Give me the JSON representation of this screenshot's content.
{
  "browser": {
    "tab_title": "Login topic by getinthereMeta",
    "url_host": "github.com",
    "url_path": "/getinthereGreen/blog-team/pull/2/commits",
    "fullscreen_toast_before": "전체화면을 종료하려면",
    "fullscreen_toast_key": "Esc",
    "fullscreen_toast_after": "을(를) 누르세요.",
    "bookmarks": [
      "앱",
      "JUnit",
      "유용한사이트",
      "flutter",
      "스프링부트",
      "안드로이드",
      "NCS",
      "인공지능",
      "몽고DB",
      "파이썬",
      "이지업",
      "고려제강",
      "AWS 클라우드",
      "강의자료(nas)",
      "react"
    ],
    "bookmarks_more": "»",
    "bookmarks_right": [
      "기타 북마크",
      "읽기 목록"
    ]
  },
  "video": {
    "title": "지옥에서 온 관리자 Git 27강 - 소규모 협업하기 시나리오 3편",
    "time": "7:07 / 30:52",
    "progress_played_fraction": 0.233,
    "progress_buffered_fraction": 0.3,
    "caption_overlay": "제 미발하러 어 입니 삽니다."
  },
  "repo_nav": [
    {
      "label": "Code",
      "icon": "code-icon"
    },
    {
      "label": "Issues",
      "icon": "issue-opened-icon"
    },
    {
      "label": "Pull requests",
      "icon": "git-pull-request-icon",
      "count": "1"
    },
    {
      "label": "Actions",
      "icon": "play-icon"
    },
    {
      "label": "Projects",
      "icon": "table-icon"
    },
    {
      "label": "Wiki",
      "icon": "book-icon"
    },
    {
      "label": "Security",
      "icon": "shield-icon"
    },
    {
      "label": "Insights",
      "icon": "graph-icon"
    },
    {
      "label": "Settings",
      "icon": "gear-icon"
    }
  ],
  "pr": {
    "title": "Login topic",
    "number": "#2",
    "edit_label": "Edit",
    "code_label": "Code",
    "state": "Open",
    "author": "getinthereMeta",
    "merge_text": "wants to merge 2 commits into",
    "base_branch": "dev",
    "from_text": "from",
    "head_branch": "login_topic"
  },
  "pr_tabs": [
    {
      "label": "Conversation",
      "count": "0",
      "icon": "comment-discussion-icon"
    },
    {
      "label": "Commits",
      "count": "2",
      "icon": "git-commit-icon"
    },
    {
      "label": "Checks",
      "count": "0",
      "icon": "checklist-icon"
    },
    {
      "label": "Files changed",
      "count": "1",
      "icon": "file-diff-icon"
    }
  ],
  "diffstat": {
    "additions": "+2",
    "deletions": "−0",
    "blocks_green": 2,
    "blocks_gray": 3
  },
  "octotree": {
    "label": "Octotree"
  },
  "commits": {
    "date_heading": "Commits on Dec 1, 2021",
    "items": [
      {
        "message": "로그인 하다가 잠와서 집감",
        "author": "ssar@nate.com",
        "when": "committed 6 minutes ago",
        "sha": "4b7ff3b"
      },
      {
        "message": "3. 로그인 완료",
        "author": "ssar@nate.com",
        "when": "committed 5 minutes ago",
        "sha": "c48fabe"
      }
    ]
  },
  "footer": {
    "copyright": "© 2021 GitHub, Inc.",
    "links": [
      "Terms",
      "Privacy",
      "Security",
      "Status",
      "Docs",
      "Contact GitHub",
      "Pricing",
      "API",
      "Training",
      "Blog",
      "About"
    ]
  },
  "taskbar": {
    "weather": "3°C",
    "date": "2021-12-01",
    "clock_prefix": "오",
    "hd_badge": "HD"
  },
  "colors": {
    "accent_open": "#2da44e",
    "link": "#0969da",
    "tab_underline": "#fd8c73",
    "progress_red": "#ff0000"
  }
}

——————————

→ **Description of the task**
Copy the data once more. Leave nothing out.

→ **Exercise output**
Give me the JSON representation of this screenshot's content.
{
  "browser": {
    "tab_title": "Login topic by getinthereMeta",
    "url_host": "github.com",
    "url_path": "/getinthereGreen/blog-team/pull/2/commits",
    "fullscreen_toast_before": "전체화면을 종료하려면",
    "fullscreen_toast_key": "Esc",
    "fullscreen_toast_after": "을(를) 누르세요.",
    "bookmarks": [
      "앱",
      "JUnit",
      "유용한사이트",
      "flutter",
      "스프링부트",
      "안드로이드",
      "NCS",
      "인공지능",
      "몽고DB",
      "파이썬",
      "이지업",
      "고려제강",
      "AWS 클라우드",
      "강의자료(nas)",
      "react"
    ],
    "bookmarks_more": "»",
    "bookmarks_right": [
      "기타 북마크",
      "읽기 목록"
    ]
  },
  "video": {
    "title": "지옥에서 온 관리자 Git 27강 - 소규모 협업하기 시나리오 3편",
    "time": "7:07 / 30:52",
    "progress_played_fraction": 0.233,
    "progress_buffered_fraction": 0.3,
    "caption_overlay": "제 미발하러 어 입니 삽니다."
  },
  "repo_nav": [
    {
      "label": "Code",
      "icon": "code-icon"
    },
    {
      "label": "Issues",
      "icon": "issue-opened-icon"
    },
    {
      "label": "Pull requests",
      "icon": "git-pull-request-icon",
      "count": "1"
    },
    {
      "label": "Actions",
      "icon": "play-icon"
    },
    {
      "label": "Projects",
      "icon": "table-icon"
    },
    {
      "label": "Wiki",
      "icon": "book-icon"
    },
    {
      "label": "Security",
      "icon": "shield-icon"
    },
    {
      "label": "Insights",
      "icon": "graph-icon"
    },
    {
      "label": "Settings",
      "icon": "gear-icon"
    }
  ],
  "pr": {
    "title": "Login topic",
    "number": "#2",
    "edit_label": "Edit",
    "code_label": "Code",
    "state": "Open",
    "author": "getinthereMeta",
    "merge_text": "wants to merge 2 commits into",
    "base_branch": "dev",
    "from_text": "from",
    "head_branch": "login_topic"
  },
  "pr_tabs": [
    {
      "label": "Conversation",
      "count": "0",
      "icon": "comment-discussion-icon"
    },
    {
      "label": "Commits",
      "count": "2",
      "icon": "git-commit-icon"
    },
    {
      "label": "Checks",
      "count": "0",
      "icon": "checklist-icon"
    },
    {
      "label": "Files changed",
      "count": "1",
      "icon": "file-diff-icon"
    }
  ],
  "diffstat": {
    "additions": "+2",
    "deletions": "−0",
    "blocks_green": 2,
    "blocks_gray": 3
  },
  "octotree": {
    "label": "Octotree"
  },
  "commits": {
    "date_heading": "Commits on Dec 1, 2021",
    "items": [
      {
        "message": "로그인 하다가 잠와서 집감",
        "author": "ssar@nate.com",
        "when": "committed 6 minutes ago",
        "sha": "4b7ff3b"
      },
      {
        "message": "3. 로그인 완료",
        "author": "ssar@nate.com",
        "when": "committed 5 minutes ago",
        "sha": "c48fabe"
      }
    ]
  },
  "footer": {
    "copyright": "© 2021 GitHub, Inc.",
    "links": [
      "Terms",
      "Privacy",
      "Security",
      "Status",
      "Docs",
      "Contact GitHub",
      "Pricing",
      "API",
      "Training",
      "Blog",
      "About"
    ]
  },
  "taskbar": {
    "weather": "3°C",
    "date": "2021-12-01",
    "clock_prefix": "오",
    "hd_badge": "HD"
  },
  "colors": {
    "accent_open": "#2da44e",
    "link": "#0969da",
    "tab_underline": "#fd8c73",
    "progress_red": "#ff0000"
  }
}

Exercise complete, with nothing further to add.